The constant internal monitoring of speech is a crucial feature to ensure the fairly error-free process of speech production. It has been argued that internal speech monitoring takes place through detection of conflict between different response options or “speech plans.” Speech errors are thought to occur because two (or more) competing speech plans become activated, and the speaker is unable to inhibit the erroneous plan(s) prior to vocalization. A prime example for a speech plan that has to be suppressed is the involuntary utterance of a taboo word. The present study seeks to examine the suppression of involuntary taboo word utterances. We used the “Spoonerisms of Laboratory Induced Predisposition” (SLIP) paradigm to elicit two competing speech plans, one being correct and one embodying either a taboo word or a non-taboo word spoonerism. Behavioral data showed that inadequate speech plans generally were effectively suppressed, although more effectively in the taboo word spoonerism condition. Event-related potential (ERP) analysis revealed a broad medial frontal negativity (MFN) after the target word pair presentation, interpreted as reflecting conflict detection and resolution to suppress the inadequate speech plan.

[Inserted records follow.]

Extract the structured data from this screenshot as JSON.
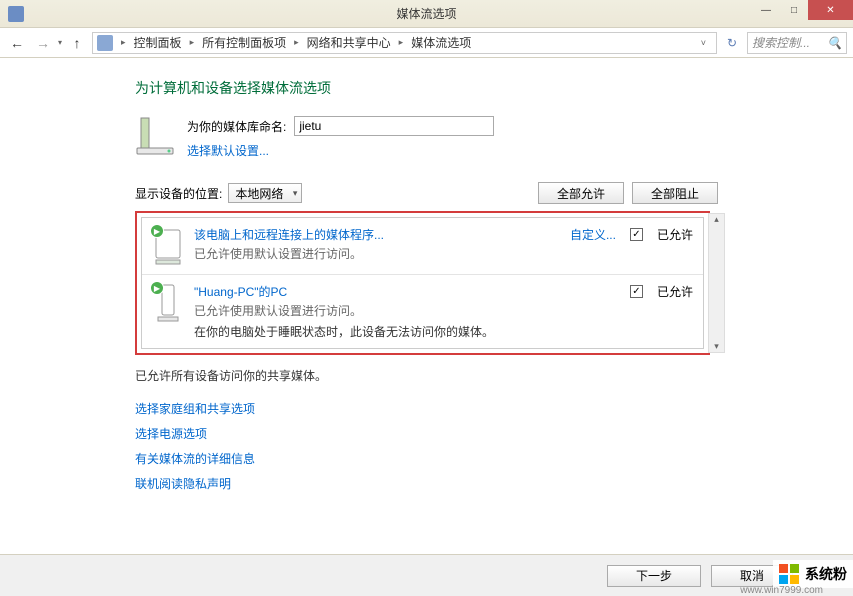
{
  "window": {
    "title": "媒体流选项"
  },
  "breadcrumb": {
    "items": [
      "控制面板",
      "所有控制面板项",
      "网络和共享中心",
      "媒体流选项"
    ]
  },
  "search": {
    "placeholder": "搜索控制..."
  },
  "page": {
    "title": "为计算机和设备选择媒体流选项",
    "library_label": "为你的媒体库命名:",
    "library_value": "jietu",
    "default_settings_link": "选择默认设置...",
    "location_label": "显示设备的位置:",
    "location_value": "本地网络",
    "allow_all": "全部允许",
    "block_all": "全部阻止"
  },
  "devices": [
    {
      "title": "该电脑上和远程连接上的媒体程序...",
      "subtitle": "已允许使用默认设置进行访问。",
      "note": "",
      "customize": "自定义...",
      "allowed_label": "已允许",
      "checked": true
    },
    {
      "title": "\"Huang-PC\"的PC",
      "subtitle": "已允许使用默认设置进行访问。",
      "note": "在你的电脑处于睡眠状态时，此设备无法访问你的媒体。",
      "customize": "",
      "allowed_label": "已允许",
      "checked": true
    }
  ],
  "status": "已允许所有设备访问你的共享媒体。",
  "links": [
    "选择家庭组和共享选项",
    "选择电源选项",
    "有关媒体流的详细信息",
    "联机阅读隐私声明"
  ],
  "footer": {
    "next": "下一步",
    "cancel": "取消"
  },
  "watermark": {
    "text": "系统粉",
    "url": "www.win7999.com"
  }
}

The MFN was found to be more pronounced in the taboo word spoonerism compared to the neutral word spoonerism condition, indicative of a higher level of conflict when subjects suppressed the involuntary utterance of taboo words.

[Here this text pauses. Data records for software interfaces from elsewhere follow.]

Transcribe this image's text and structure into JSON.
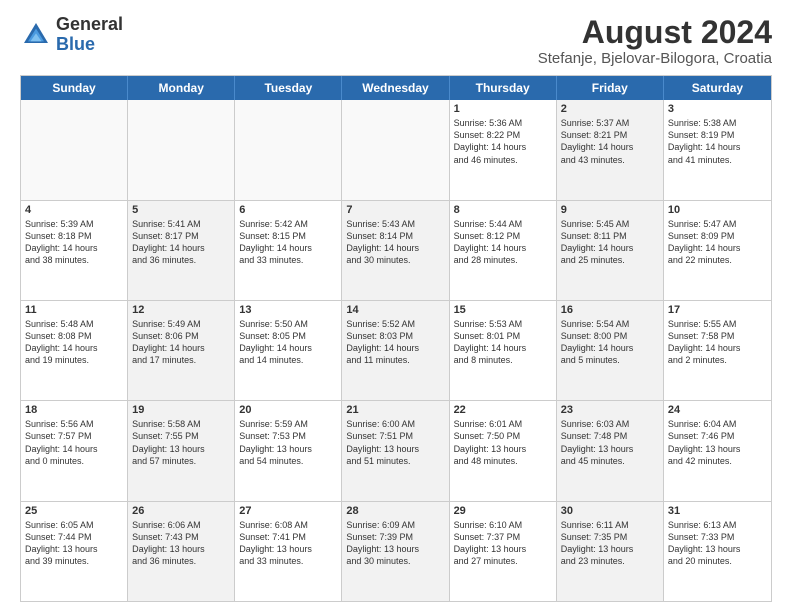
{
  "logo": {
    "general": "General",
    "blue": "Blue"
  },
  "title": "August 2024",
  "subtitle": "Stefanje, Bjelovar-Bilogora, Croatia",
  "header_days": [
    "Sunday",
    "Monday",
    "Tuesday",
    "Wednesday",
    "Thursday",
    "Friday",
    "Saturday"
  ],
  "weeks": [
    [
      {
        "day": "",
        "text": "",
        "shaded": false,
        "empty": true
      },
      {
        "day": "",
        "text": "",
        "shaded": false,
        "empty": true
      },
      {
        "day": "",
        "text": "",
        "shaded": false,
        "empty": true
      },
      {
        "day": "",
        "text": "",
        "shaded": false,
        "empty": true
      },
      {
        "day": "1",
        "text": "Sunrise: 5:36 AM\nSunset: 8:22 PM\nDaylight: 14 hours\nand 46 minutes.",
        "shaded": false,
        "empty": false
      },
      {
        "day": "2",
        "text": "Sunrise: 5:37 AM\nSunset: 8:21 PM\nDaylight: 14 hours\nand 43 minutes.",
        "shaded": true,
        "empty": false
      },
      {
        "day": "3",
        "text": "Sunrise: 5:38 AM\nSunset: 8:19 PM\nDaylight: 14 hours\nand 41 minutes.",
        "shaded": false,
        "empty": false
      }
    ],
    [
      {
        "day": "4",
        "text": "Sunrise: 5:39 AM\nSunset: 8:18 PM\nDaylight: 14 hours\nand 38 minutes.",
        "shaded": false,
        "empty": false
      },
      {
        "day": "5",
        "text": "Sunrise: 5:41 AM\nSunset: 8:17 PM\nDaylight: 14 hours\nand 36 minutes.",
        "shaded": true,
        "empty": false
      },
      {
        "day": "6",
        "text": "Sunrise: 5:42 AM\nSunset: 8:15 PM\nDaylight: 14 hours\nand 33 minutes.",
        "shaded": false,
        "empty": false
      },
      {
        "day": "7",
        "text": "Sunrise: 5:43 AM\nSunset: 8:14 PM\nDaylight: 14 hours\nand 30 minutes.",
        "shaded": true,
        "empty": false
      },
      {
        "day": "8",
        "text": "Sunrise: 5:44 AM\nSunset: 8:12 PM\nDaylight: 14 hours\nand 28 minutes.",
        "shaded": false,
        "empty": false
      },
      {
        "day": "9",
        "text": "Sunrise: 5:45 AM\nSunset: 8:11 PM\nDaylight: 14 hours\nand 25 minutes.",
        "shaded": true,
        "empty": false
      },
      {
        "day": "10",
        "text": "Sunrise: 5:47 AM\nSunset: 8:09 PM\nDaylight: 14 hours\nand 22 minutes.",
        "shaded": false,
        "empty": false
      }
    ],
    [
      {
        "day": "11",
        "text": "Sunrise: 5:48 AM\nSunset: 8:08 PM\nDaylight: 14 hours\nand 19 minutes.",
        "shaded": false,
        "empty": false
      },
      {
        "day": "12",
        "text": "Sunrise: 5:49 AM\nSunset: 8:06 PM\nDaylight: 14 hours\nand 17 minutes.",
        "shaded": true,
        "empty": false
      },
      {
        "day": "13",
        "text": "Sunrise: 5:50 AM\nSunset: 8:05 PM\nDaylight: 14 hours\nand 14 minutes.",
        "shaded": false,
        "empty": false
      },
      {
        "day": "14",
        "text": "Sunrise: 5:52 AM\nSunset: 8:03 PM\nDaylight: 14 hours\nand 11 minutes.",
        "shaded": true,
        "empty": false
      },
      {
        "day": "15",
        "text": "Sunrise: 5:53 AM\nSunset: 8:01 PM\nDaylight: 14 hours\nand 8 minutes.",
        "shaded": false,
        "empty": false
      },
      {
        "day": "16",
        "text": "Sunrise: 5:54 AM\nSunset: 8:00 PM\nDaylight: 14 hours\nand 5 minutes.",
        "shaded": true,
        "empty": false
      },
      {
        "day": "17",
        "text": "Sunrise: 5:55 AM\nSunset: 7:58 PM\nDaylight: 14 hours\nand 2 minutes.",
        "shaded": false,
        "empty": false
      }
    ],
    [
      {
        "day": "18",
        "text": "Sunrise: 5:56 AM\nSunset: 7:57 PM\nDaylight: 14 hours\nand 0 minutes.",
        "shaded": false,
        "empty": false
      },
      {
        "day": "19",
        "text": "Sunrise: 5:58 AM\nSunset: 7:55 PM\nDaylight: 13 hours\nand 57 minutes.",
        "shaded": true,
        "empty": false
      },
      {
        "day": "20",
        "text": "Sunrise: 5:59 AM\nSunset: 7:53 PM\nDaylight: 13 hours\nand 54 minutes.",
        "shaded": false,
        "empty": false
      },
      {
        "day": "21",
        "text": "Sunrise: 6:00 AM\nSunset: 7:51 PM\nDaylight: 13 hours\nand 51 minutes.",
        "shaded": true,
        "empty": false
      },
      {
        "day": "22",
        "text": "Sunrise: 6:01 AM\nSunset: 7:50 PM\nDaylight: 13 hours\nand 48 minutes.",
        "shaded": false,
        "empty": false
      },
      {
        "day": "23",
        "text": "Sunrise: 6:03 AM\nSunset: 7:48 PM\nDaylight: 13 hours\nand 45 minutes.",
        "shaded": true,
        "empty": false
      },
      {
        "day": "24",
        "text": "Sunrise: 6:04 AM\nSunset: 7:46 PM\nDaylight: 13 hours\nand 42 minutes.",
        "shaded": false,
        "empty": false
      }
    ],
    [
      {
        "day": "25",
        "text": "Sunrise: 6:05 AM\nSunset: 7:44 PM\nDaylight: 13 hours\nand 39 minutes.",
        "shaded": false,
        "empty": false
      },
      {
        "day": "26",
        "text": "Sunrise: 6:06 AM\nSunset: 7:43 PM\nDaylight: 13 hours\nand 36 minutes.",
        "shaded": true,
        "empty": false
      },
      {
        "day": "27",
        "text": "Sunrise: 6:08 AM\nSunset: 7:41 PM\nDaylight: 13 hours\nand 33 minutes.",
        "shaded": false,
        "empty": false
      },
      {
        "day": "28",
        "text": "Sunrise: 6:09 AM\nSunset: 7:39 PM\nDaylight: 13 hours\nand 30 minutes.",
        "shaded": true,
        "empty": false
      },
      {
        "day": "29",
        "text": "Sunrise: 6:10 AM\nSunset: 7:37 PM\nDaylight: 13 hours\nand 27 minutes.",
        "shaded": false,
        "empty": false
      },
      {
        "day": "30",
        "text": "Sunrise: 6:11 AM\nSunset: 7:35 PM\nDaylight: 13 hours\nand 23 minutes.",
        "shaded": true,
        "empty": false
      },
      {
        "day": "31",
        "text": "Sunrise: 6:13 AM\nSunset: 7:33 PM\nDaylight: 13 hours\nand 20 minutes.",
        "shaded": false,
        "empty": false
      }
    ]
  ]
}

Research Areas and Centers
- Academic Focus: Center for Brain, Behavior and Metabolism (CBBM)